| PROBLEM TO WORK ON |
Wherever a line in the material contains the word "screenshot", copy that line.

-=-=-=-=-

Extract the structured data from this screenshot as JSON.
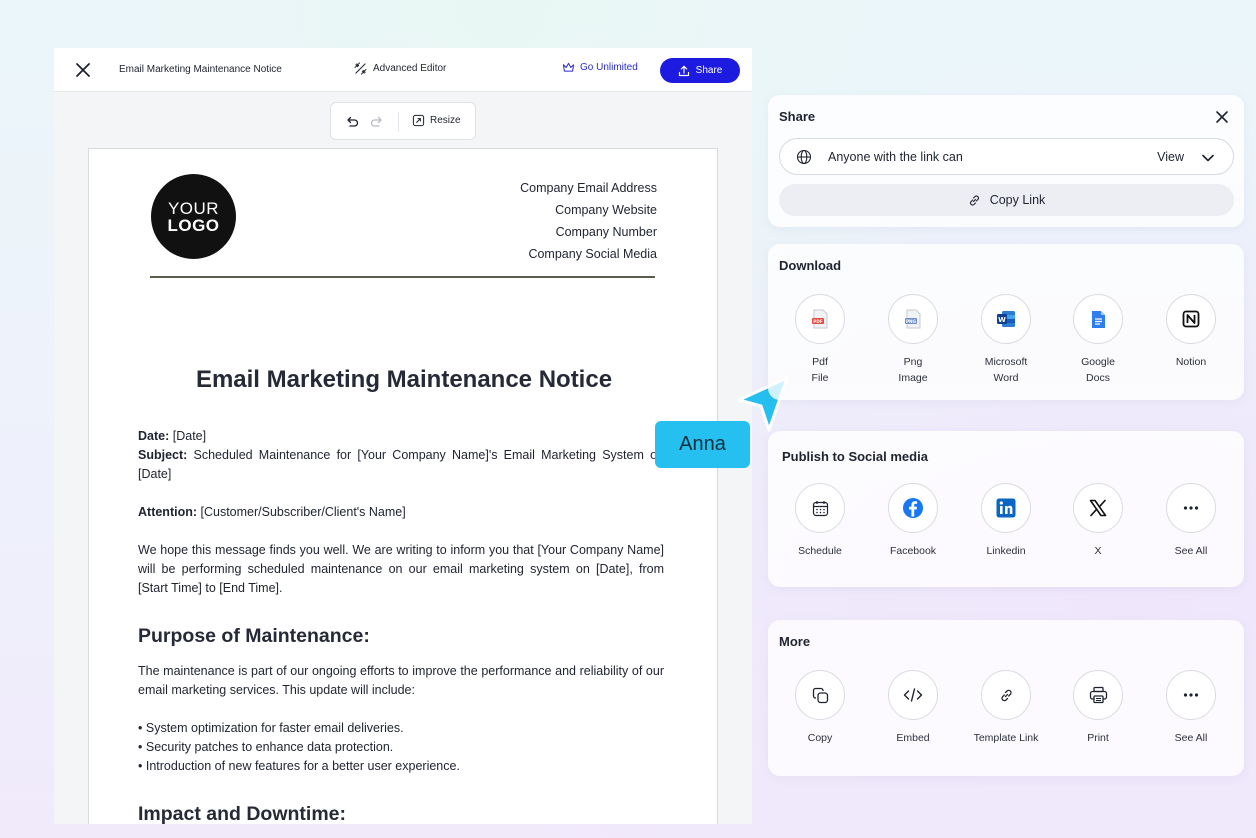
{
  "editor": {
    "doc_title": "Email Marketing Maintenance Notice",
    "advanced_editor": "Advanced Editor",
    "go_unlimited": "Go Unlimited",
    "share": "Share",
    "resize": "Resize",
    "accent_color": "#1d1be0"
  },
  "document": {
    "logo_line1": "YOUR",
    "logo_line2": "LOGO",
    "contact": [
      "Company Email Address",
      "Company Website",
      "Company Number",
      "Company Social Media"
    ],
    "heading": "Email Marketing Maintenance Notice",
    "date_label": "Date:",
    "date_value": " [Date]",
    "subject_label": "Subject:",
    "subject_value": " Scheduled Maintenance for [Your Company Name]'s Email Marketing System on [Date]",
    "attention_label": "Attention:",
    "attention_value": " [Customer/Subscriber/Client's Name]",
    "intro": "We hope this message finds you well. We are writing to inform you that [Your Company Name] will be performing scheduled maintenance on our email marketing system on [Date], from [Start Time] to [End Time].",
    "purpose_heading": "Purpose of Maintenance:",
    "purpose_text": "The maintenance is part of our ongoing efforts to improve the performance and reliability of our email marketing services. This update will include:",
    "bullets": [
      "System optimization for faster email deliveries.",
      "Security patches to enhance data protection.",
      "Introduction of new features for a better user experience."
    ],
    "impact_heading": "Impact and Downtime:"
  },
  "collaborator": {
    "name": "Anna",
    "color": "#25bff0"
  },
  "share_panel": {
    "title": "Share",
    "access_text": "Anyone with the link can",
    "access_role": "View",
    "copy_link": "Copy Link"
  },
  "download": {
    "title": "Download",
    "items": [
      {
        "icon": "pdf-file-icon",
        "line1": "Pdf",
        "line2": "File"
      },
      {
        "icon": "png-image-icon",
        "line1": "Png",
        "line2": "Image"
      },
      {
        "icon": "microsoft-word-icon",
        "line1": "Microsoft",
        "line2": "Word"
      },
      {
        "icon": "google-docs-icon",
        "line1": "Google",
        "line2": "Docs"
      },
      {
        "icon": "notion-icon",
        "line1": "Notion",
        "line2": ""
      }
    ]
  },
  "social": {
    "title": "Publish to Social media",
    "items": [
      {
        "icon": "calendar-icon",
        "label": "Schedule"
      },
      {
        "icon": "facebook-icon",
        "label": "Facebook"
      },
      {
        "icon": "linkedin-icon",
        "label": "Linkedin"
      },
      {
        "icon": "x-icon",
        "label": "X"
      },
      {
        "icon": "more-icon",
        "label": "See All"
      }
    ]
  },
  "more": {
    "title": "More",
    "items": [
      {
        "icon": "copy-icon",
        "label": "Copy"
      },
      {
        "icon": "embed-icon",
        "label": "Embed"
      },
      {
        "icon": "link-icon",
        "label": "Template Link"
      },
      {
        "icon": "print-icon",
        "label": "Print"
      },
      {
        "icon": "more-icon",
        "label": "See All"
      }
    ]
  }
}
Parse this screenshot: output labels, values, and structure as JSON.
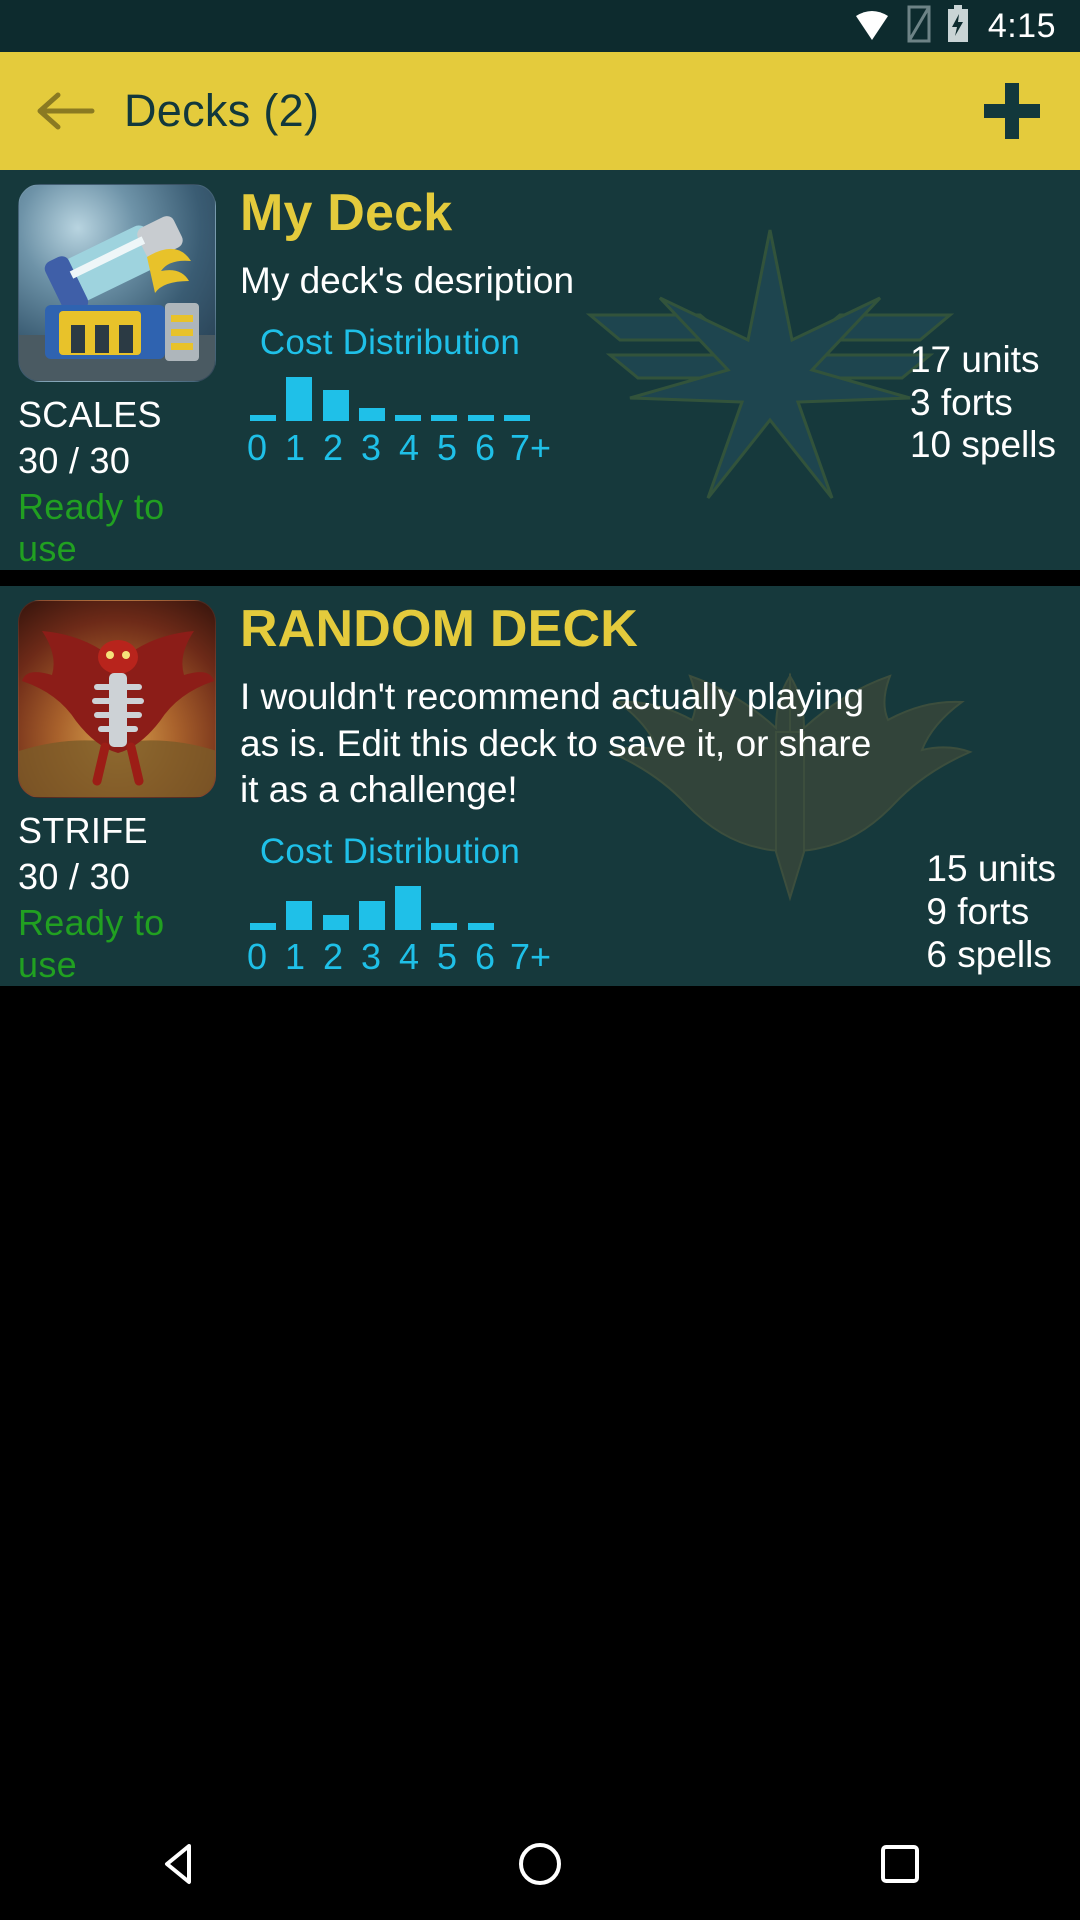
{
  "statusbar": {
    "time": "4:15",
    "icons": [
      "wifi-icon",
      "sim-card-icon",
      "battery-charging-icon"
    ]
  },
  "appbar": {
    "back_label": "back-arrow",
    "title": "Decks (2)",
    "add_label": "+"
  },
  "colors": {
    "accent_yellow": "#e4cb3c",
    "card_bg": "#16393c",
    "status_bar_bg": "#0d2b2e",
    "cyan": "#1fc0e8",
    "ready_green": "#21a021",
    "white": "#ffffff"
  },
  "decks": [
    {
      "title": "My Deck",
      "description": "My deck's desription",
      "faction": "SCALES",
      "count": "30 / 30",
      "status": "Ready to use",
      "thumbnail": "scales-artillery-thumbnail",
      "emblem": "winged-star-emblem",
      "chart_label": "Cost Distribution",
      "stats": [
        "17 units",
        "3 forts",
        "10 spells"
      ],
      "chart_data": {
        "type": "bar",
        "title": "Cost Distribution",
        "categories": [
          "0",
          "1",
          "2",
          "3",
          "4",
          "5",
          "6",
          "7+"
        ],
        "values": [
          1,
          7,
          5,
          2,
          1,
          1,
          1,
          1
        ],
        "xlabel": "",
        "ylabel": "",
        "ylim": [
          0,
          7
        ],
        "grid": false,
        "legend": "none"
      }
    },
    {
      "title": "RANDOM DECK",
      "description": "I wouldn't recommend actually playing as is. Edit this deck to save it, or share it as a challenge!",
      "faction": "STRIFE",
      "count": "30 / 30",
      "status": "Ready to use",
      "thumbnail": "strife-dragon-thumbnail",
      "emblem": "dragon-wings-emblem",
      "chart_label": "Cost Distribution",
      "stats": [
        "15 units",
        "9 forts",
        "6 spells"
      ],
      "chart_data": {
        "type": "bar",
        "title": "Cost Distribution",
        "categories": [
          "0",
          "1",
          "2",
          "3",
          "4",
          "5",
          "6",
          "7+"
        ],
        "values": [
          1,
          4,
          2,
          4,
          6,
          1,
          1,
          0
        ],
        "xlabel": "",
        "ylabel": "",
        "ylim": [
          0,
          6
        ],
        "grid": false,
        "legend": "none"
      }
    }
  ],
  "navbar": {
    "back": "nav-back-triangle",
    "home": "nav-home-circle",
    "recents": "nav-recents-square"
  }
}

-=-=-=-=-

| RESULT OF THIS TASK |
Extract the structured data from this screenshot as JSON.
Parse this screenshot: output labels, values, and structure as JSON.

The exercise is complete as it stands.